Wildfires pervade this summer of drought in Canada’s western provinces, causing particular upheaval in Saskatchewan and British Columbia. Prolonged, mass evacuations and the spectre of approaching flames reinforce the importance of emergency preparedness and embedding risk management in land use planning. The FireSmart message, explored in this feature story originally published in the summer of 2011, continues to be relevant today — editor.
Hundreds of Canadian towns and cities — and hundreds of thousands of their residents — potentially lie in the path of a wildfire. Remote communities surrounded by forest are inherent to a resource based economy, while sprawl and lifestyle choices are increasingly pushing development into woodland areas.
Every year, somewhere in Canada, evacuations are necessary and property is destroyed. Sometimes lives are lost.
The May 2011 fire in Slave Lake, Alberta, is one of the most notorious examples. Despite the town’s relatively small population of about 7,000, the Insurance Bureau of Canada reports that resulting damages in excess of $700 million rank the conflagration as the second costliest insured disaster in Canadian history (as of 2011).
The Canadian Forest Service pegs the annual average at 9,000 forest fires consuming 2.5 million hectares (6.1 million acres) or 25,000 square kilometres, but the actual number of fires and extent of the destruction varies widely from year to year. Last year (2010), for example, approximately 7,300 fires burnt 3.1 million hectares (7.7 million acres).
Meanwhile, 2009 — a year when forest fires were prominently in the news — was actually one of the least destructive years of the decade with approximately 755,000 hectares (1.9 million acres) consumed. However, the location of the fires may account for the differing public perception since British Columbia alone tallied 213 fires that threatened inhabited areas.
Fire safety experts are calling for design and development standards enshrined in building codes and by-laws as a way to create communities that are less vulnerable to spreading fire and easier to defend if fire does penetrate. Partners in Protection (PiP), an Alberta-based multidisciplinary coalition of emergency services, land use planning and forest/park management specialists, recently released a comprehensive preparedness and response manual targeting what’s known as wild land urban interface (WUI) areas.
FireSmart: Protecting Your Community From Wildfire is drawn from the U.S. based work of the National Fire Protection Association’s (NFPA) Firewise Communities program. It’s a guide for landowners, municipal planning, building and fire prevention officials and emergency services personnel, outlining methods to assess, mitigate and respond to wildfire hazards
Hazard assessment draws on GIS mapping
“We’ve known since the 1980s what some of these FireSmart practices are. It’s drawing from our loss experiences in Canada and the U.S.,” says Sean Tracey, (former) Canadian regional manager for the NFPA. “If we do hazard assessments, fire guards and selective thinning of the vegetation it gives firefighters a better chance to set up a defensive operation and stop the fire.”
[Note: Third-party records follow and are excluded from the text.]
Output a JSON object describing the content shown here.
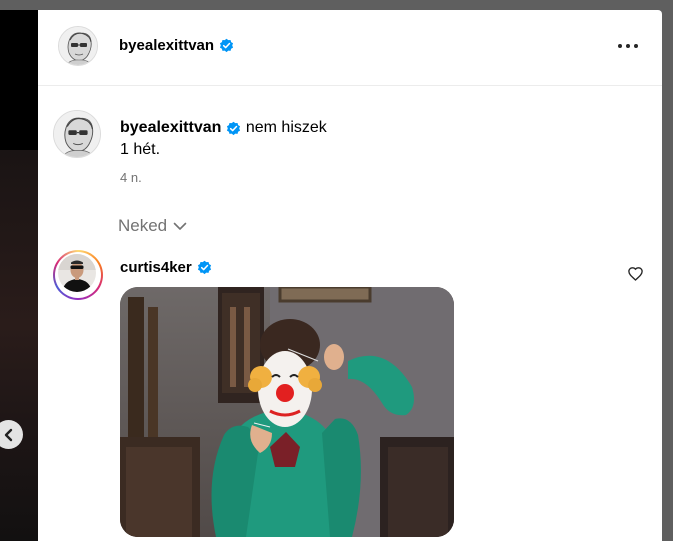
{
  "post": {
    "author": {
      "username": "byealexittvan",
      "verified": true
    },
    "caption": {
      "username": "byealexittvan",
      "text_line1": "nem hiszek",
      "text_line2": "1 hét.",
      "time": "4 n."
    },
    "comments_filter": {
      "label": "Neked"
    }
  },
  "comment": {
    "username": "curtis4ker",
    "verified": true
  },
  "colors": {
    "verified": "#0095f6",
    "secondary_text": "#737373",
    "primary_text": "#000000"
  },
  "icons": [
    "chevron-left-icon",
    "more-options-icon",
    "verified-badge-icon",
    "chevron-down-icon",
    "heart-outline-icon"
  ]
}
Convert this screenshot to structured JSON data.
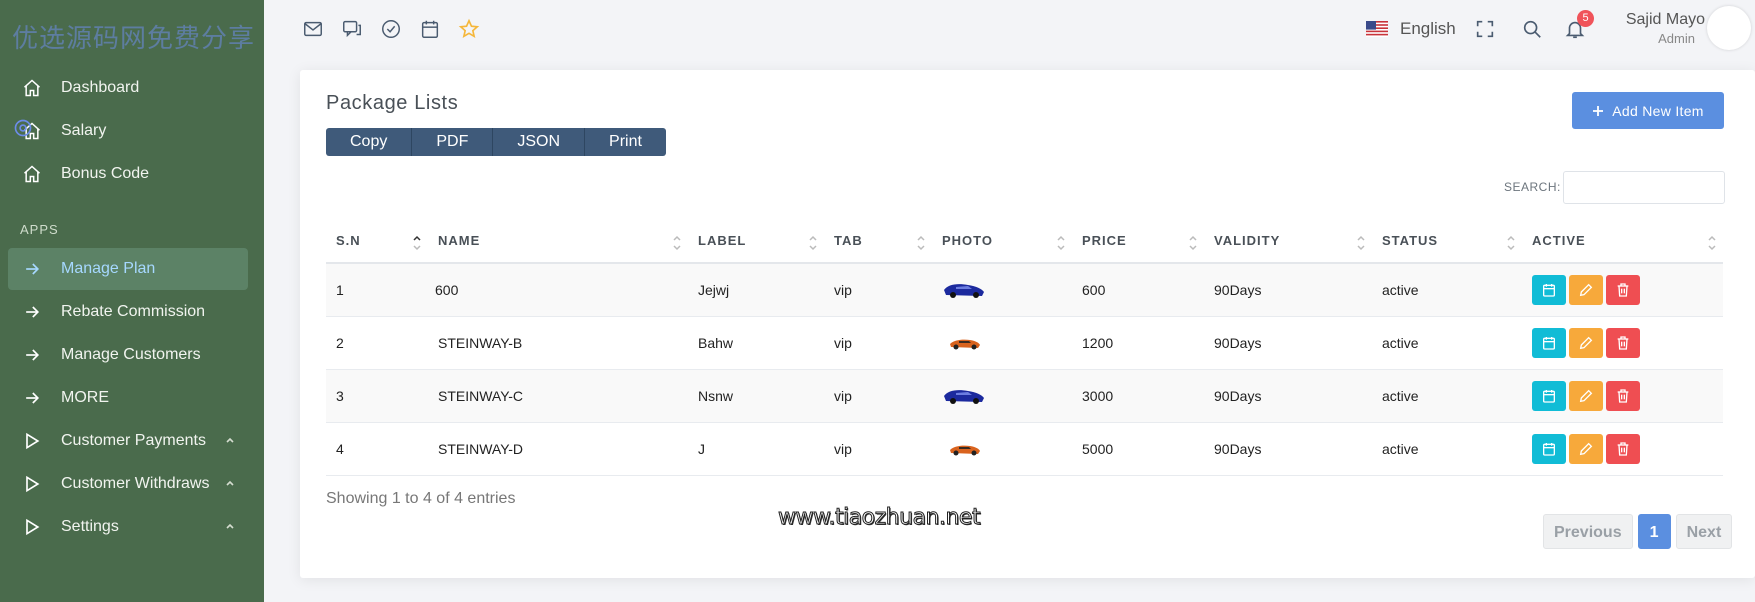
{
  "watermark_top": "优选源码网免费分享",
  "watermark_bottom": "www.tiaozhuan.net",
  "sidebar": {
    "items_top": [
      {
        "label": "Dashboard",
        "icon": "home-icon"
      },
      {
        "label": "Salary",
        "icon": "home-icon"
      },
      {
        "label": "Bonus Code",
        "icon": "home-icon"
      }
    ],
    "apps_heading": "APPS",
    "items_apps": [
      {
        "label": "Manage Plan",
        "icon": "arrow-right-icon",
        "active": true
      },
      {
        "label": "Rebate Commission",
        "icon": "arrow-right-icon"
      },
      {
        "label": "Manage Customers",
        "icon": "arrow-right-icon"
      },
      {
        "label": "MORE",
        "icon": "arrow-right-icon"
      },
      {
        "label": "Customer Payments",
        "icon": "play-outline-icon",
        "caret": true
      },
      {
        "label": "Customer Withdraws",
        "icon": "play-outline-icon",
        "caret": true
      },
      {
        "label": "Settings",
        "icon": "play-outline-icon",
        "caret": true
      }
    ]
  },
  "topbar": {
    "icons": [
      "mail-icon",
      "chat-icon",
      "check-circle-icon",
      "calendar-icon",
      "star-icon"
    ],
    "language": "English",
    "notifications_count": "5",
    "user_name": "Sajid Mayo",
    "user_role": "Admin"
  },
  "card": {
    "title": "Package Lists",
    "export_buttons": [
      "Copy",
      "PDF",
      "JSON",
      "Print"
    ],
    "add_button": "Add New Item",
    "search_label": "SEARCH:",
    "search_value": "",
    "columns": [
      "S.N",
      "NAME",
      "LABEL",
      "TAB",
      "PHOTO",
      "PRICE",
      "VALIDITY",
      "STATUS",
      "ACTIVE"
    ],
    "rows": [
      {
        "sn": "1",
        "name": "600",
        "label": "Jejwj",
        "tab": "vip",
        "photo": "car-blue",
        "price": "600",
        "validity": "90Days",
        "status": "active"
      },
      {
        "sn": "2",
        "name": "STEINWAY-B",
        "label": "Bahw",
        "tab": "vip",
        "photo": "car-orange",
        "price": "1200",
        "validity": "90Days",
        "status": "active"
      },
      {
        "sn": "3",
        "name": "STEINWAY-C",
        "label": "Nsnw",
        "tab": "vip",
        "photo": "car-blue",
        "price": "3000",
        "validity": "90Days",
        "status": "active"
      },
      {
        "sn": "4",
        "name": "STEINWAY-D",
        "label": "J",
        "tab": "vip",
        "photo": "car-orange",
        "price": "5000",
        "validity": "90Days",
        "status": "active"
      }
    ],
    "info": "Showing 1 to 4 of 4 entries",
    "pager": {
      "prev": "Previous",
      "current": "1",
      "next": "Next"
    }
  },
  "colors": {
    "sidebar": "#4a6b4c",
    "primary": "#5b8fe0",
    "info": "#11bcd6",
    "warning": "#f7a93b",
    "danger": "#ef4e52"
  }
}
Canadian Code officials rejected the NFPA’s plea to include such requirements in the 2010 National Building Code, arguing that they are more suited to municipal regulations. Fire safety advocates are now attempting to enlist Canadian municipalities in the FireSmart Communities program, and are continuing to lobby the various provincial and national building code developers.
“Our next chance is the 2015 National Building Code,” Tracey notes. “We’re also looking at running provincial workshops in the next year that educate homeowners, building officials, fire inspectors and other relevant groups.”
Predominant types of vegetation (evergreen trees burn five to 10 times faster than deciduous trees), number and location of access roads and slope of the elevation are all critical factors in deciding where and how to build, and what must be done to maintain properties to reduce risk.
“Fire travels faster up hill, which is counter to how people run,” Tracey observes. “We can pinpoint the highest risk areas in municipal mapping exercises. GIS systems allow them to create these types of maps and overlay them over development plans and other concerns.”
The U.S. Firewise Communities program has broad membership from communities across that country and NFPA officials foresee pent up demand for a similar Canadian program, perhaps particularly in communities that have recently had dramatic firsthand experience of nearby wildfires.
“We have a number of communities in B.C. that have approached us already to become identified as FireSmart communities,” Tracey says. “PiP and NFPA will be working with other organizations such as the Canadian Interagency Forest Fire Centre to promote the FireSmart Canada initiative and work toward recognizing FireSmart communities across Canada.”
The preceding article was originally published in Canadian Property Management, September 2011.